Yoshinari: It was. There was that small theater in Kichijouji called the JAV50 -now it’s the Baus Theater- and they used to have an annual program where they would screen Russian or East-European animation, to which I was going every year thinking it could be stimulating. There I saw a short film called The Mitten by Roman Katchanov.
Oguro: It’s Russian stop-motion animation.
Yoshinari: I was really shocked when I watched that. Character felt like they were alive. It was something completely distinct from what I was making. I couldn’t bear the idea of being classified under the same term of ‘animation’.
Oguro: Without exaggeration?
Yoshinari: Yes. So I persuaded myself to consider anime only as anime and to draw a clear line. I think I was at GAINAX then, and I also had to work on stuff which made me think, “Why in the world do I have to do this?” while drawing key frames, so I needed that distinction.
Yoshinari: Or I’d rather say that I told myself to enjoy my own job, that I shouldn’t be fussy about the shows I get to work on. I shifted my general attitude about it, thinking there was an appropriate way for each show. After that I was willing to do any kind of work I could get, even Mahoromatic, for example.
Oguro: You mostly handled action scenes in Mahoromatic as well, but you’re saying you were also enthusiastic about doing other parts?
Yoshinari: I had the intention of doing whatever I was asked to, but in the end I only got that kind of scenes, and no acting. They were simply bringing me difficult scenes, so I was doing action or effects for the most part. Of course it was OK for me to do difficult parts since I was an employee, and it was on my work time so they had to take advantage of it.

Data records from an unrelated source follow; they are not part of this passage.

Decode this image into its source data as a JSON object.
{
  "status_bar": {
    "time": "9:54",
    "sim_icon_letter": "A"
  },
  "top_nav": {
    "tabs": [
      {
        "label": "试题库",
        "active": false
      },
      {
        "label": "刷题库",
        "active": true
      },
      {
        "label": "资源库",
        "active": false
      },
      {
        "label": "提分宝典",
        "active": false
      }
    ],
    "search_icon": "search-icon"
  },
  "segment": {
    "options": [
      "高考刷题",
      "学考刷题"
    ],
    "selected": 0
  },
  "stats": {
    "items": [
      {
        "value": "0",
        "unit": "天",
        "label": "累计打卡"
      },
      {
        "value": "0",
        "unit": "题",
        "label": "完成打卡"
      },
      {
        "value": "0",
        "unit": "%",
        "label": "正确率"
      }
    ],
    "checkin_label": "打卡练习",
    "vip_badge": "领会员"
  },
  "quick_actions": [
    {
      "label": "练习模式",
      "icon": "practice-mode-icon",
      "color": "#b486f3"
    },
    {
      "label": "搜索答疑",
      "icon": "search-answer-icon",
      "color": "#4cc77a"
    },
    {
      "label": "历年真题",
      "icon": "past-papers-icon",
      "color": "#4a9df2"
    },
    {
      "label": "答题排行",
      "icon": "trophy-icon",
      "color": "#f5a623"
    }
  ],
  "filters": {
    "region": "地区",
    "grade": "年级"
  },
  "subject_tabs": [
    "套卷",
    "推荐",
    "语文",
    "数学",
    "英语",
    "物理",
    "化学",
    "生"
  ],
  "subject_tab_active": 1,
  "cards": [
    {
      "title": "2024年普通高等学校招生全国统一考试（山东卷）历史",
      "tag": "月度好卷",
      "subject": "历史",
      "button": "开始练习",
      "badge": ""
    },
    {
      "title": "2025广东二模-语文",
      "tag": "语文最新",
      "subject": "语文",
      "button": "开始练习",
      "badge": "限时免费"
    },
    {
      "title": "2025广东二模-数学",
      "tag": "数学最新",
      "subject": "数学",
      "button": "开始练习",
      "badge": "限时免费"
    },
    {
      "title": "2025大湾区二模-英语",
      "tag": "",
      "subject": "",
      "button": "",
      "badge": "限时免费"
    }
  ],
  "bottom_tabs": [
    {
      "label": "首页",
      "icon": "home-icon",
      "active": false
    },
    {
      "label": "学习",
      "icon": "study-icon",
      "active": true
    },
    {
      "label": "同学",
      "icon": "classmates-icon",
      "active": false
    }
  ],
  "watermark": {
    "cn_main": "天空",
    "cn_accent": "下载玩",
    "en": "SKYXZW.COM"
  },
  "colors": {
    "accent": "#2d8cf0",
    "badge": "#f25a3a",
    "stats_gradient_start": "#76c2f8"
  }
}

Oguro: We consider you as an action authority, and I think a great part of the works you’ve done are action scenes, yet personally, you’re not intending to master action animation?
Yoshinari: I don’t really care. I’m just doing it for the fun of making drawings move, so to use harsh terms, I don’t have affection for characters. As long as I can make it move, I don’t care what kind of drawing it is, and I guess most qualified animators think the same way. Like, (Toshiyuki) Inoue-san’s also working with that mindset, I think.
Yoshinari: Well, I also think that even if drawings look great, it’s not good if they’re not relevant to the work itself. After all we need to think about the work and to reflect on the audience’s enjoyment. I try not be selfish in my enjoyment.
Oguro: You mean you mustn’t just seek for your own satisfaction as an artist?
Yoshinari: It’s not really satisfaction, but the process of animating itself is so pleasant I tend to look like I only care about technique. That’s something I shouldn’t do.
Oguro: So you don’t care about the style of the drawings either?
Yoshinari: Of course I do, but I just don’t have any inclination or particular preference, since there are approaches or aesthetics to fit each one. I prefer to think about how I would animate it.
Oguro: Currently on Little Witch Academia, you’re drawing cute characters with few amounts of lines. Does that means it was also in your artistic range?
Yoshinari: I guess so. Even if I’d rather say I just came up it this without thinking that much. First I thought about giving more direction to the designs, but there was a pressure around me, saying it wouldn’t be well-received (wry smile). So after some course correction, they ended up being kind of orthodox.
Oguro: Oh, so you were aiming for more original designs?
Yoshinari: Well, I thought I would make them a little bit different from what we’re used to see.
Oguro: But people around told you not to make it too different?
Yoshinari: First they told me “It’s not cute” (laugh). “Can’t you do something about it?”. And since I don’t have preferences of my own, I’m easily influenced by others. If I’m told something’s wrong, I immediately change course.